Problem description ▸ Skip the images. Copy the records exactly as written.

◆ ◆ ◆ ◆ ◆

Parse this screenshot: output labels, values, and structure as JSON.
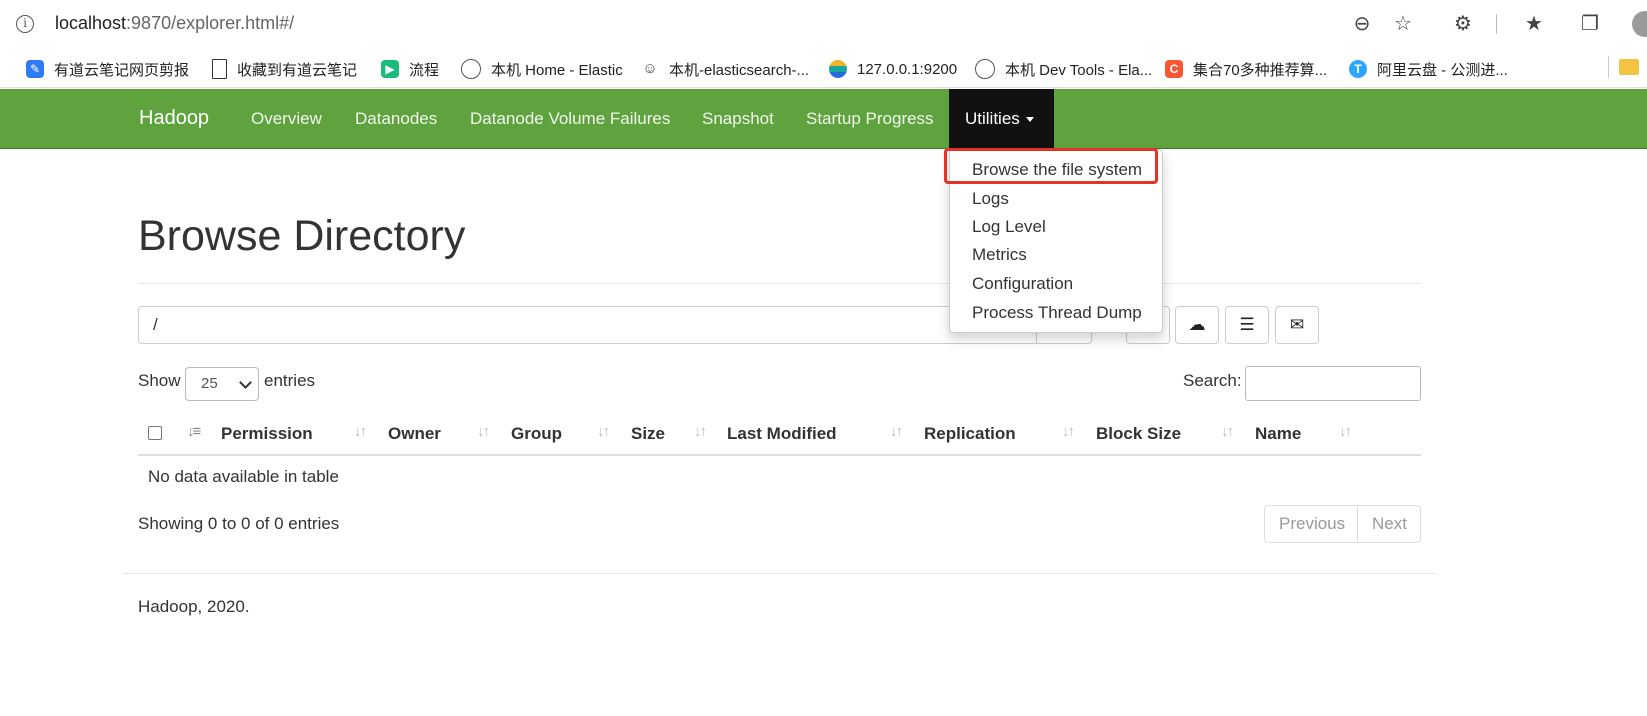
{
  "browser": {
    "url_host": "localhost",
    "url_path": ":9870/explorer.html#/",
    "bookmarks": [
      {
        "label": "有道云笔记网页剪报",
        "icon": "youdao-icon",
        "color": "#2f7bf6"
      },
      {
        "label": "收藏到有道云笔记",
        "icon": "page-icon",
        "color": "#ffffff"
      },
      {
        "label": "流程",
        "icon": "flow-icon",
        "color": "#1abc7a"
      },
      {
        "label": "本机 Home - Elastic",
        "icon": "elastic-icon",
        "color": "#ffffff"
      },
      {
        "label": "本机-elasticsearch-...",
        "icon": "elasticsearch-head-icon",
        "color": "#ffffff"
      },
      {
        "label": "127.0.0.1:9200",
        "icon": "elastic-logo-icon",
        "color": "#f0b429"
      },
      {
        "label": "本机 Dev Tools - Ela...",
        "icon": "elastic-icon",
        "color": "#ffffff"
      },
      {
        "label": "集合70多种推荐算...",
        "icon": "csdn-icon",
        "color": "#fc5531"
      },
      {
        "label": "阿里云盘 - 公测进...",
        "icon": "aliyun-drive-icon",
        "color": "#2ea6ff"
      }
    ]
  },
  "navbar": {
    "brand": "Hadoop",
    "items": [
      "Overview",
      "Datanodes",
      "Datanode Volume Failures",
      "Snapshot",
      "Startup Progress",
      "Utilities"
    ],
    "active": "Utilities",
    "bg_color": "#5fa33e"
  },
  "dropdown": {
    "items": [
      "Browse the file system",
      "Logs",
      "Log Level",
      "Metrics",
      "Configuration",
      "Process Thread Dump"
    ],
    "highlighted": "Browse the file system",
    "highlight_color": "#e53228"
  },
  "page": {
    "title": "Browse Directory",
    "path_value": "/",
    "show_label": "Show",
    "entries_label": "entries",
    "page_length": "25",
    "search_label": "Search:",
    "columns": [
      "Permission",
      "Owner",
      "Group",
      "Size",
      "Last Modified",
      "Replication",
      "Block Size",
      "Name"
    ],
    "empty_message": "No data available in table",
    "info": "Showing 0 to 0 of 0 entries",
    "prev_label": "Previous",
    "next_label": "Next",
    "footer": "Hadoop, 2020."
  }
}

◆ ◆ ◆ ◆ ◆

Response to the task ▸
Parse this screenshot: output labels, values, and structure as JSON.
{
  "browser": {
    "url_host": "localhost",
    "url_path": ":9870/explorer.html#/",
    "bookmarks": [
      {
        "label": "有道云笔记网页剪报",
        "icon": "youdao-icon",
        "color": "#2f7bf6"
      },
      {
        "label": "收藏到有道云笔记",
        "icon": "page-icon",
        "color": "#ffffff"
      },
      {
        "label": "流程",
        "icon": "flow-icon",
        "color": "#1abc7a"
      },
      {
        "label": "本机 Home - Elastic",
        "icon": "elastic-icon",
        "color": "#ffffff"
      },
      {
        "label": "本机-elasticsearch-...",
        "icon": "elasticsearch-head-icon",
        "color": "#ffffff"
      },
      {
        "label": "127.0.0.1:9200",
        "icon": "elastic-logo-icon",
        "color": "#f0b429"
      },
      {
        "label": "本机 Dev Tools - Ela...",
        "icon": "elastic-icon",
        "color": "#ffffff"
      },
      {
        "label": "集合70多种推荐算...",
        "icon": "csdn-icon",
        "color": "#fc5531"
      },
      {
        "label": "阿里云盘 - 公测进...",
        "icon": "aliyun-drive-icon",
        "color": "#2ea6ff"
      }
    ]
  },
  "navbar": {
    "brand": "Hadoop",
    "items": [
      "Overview",
      "Datanodes",
      "Datanode Volume Failures",
      "Snapshot",
      "Startup Progress",
      "Utilities"
    ],
    "active": "Utilities",
    "bg_color": "#5fa33e"
  },
  "dropdown": {
    "items": [
      "Browse the file system",
      "Logs",
      "Log Level",
      "Metrics",
      "Configuration",
      "Process Thread Dump"
    ],
    "highlighted": "Browse the file system",
    "highlight_color": "#e53228"
  },
  "page": {
    "title": "Browse Directory",
    "path_value": "/",
    "show_label": "Show",
    "entries_label": "entries",
    "page_length": "25",
    "search_label": "Search:",
    "columns": [
      "Permission",
      "Owner",
      "Group",
      "Size",
      "Last Modified",
      "Replication",
      "Block Size",
      "Name"
    ],
    "empty_message": "No data available in table",
    "info": "Showing 0 to 0 of 0 entries",
    "prev_label": "Previous",
    "next_label": "Next",
    "footer": "Hadoop, 2020."
  }
}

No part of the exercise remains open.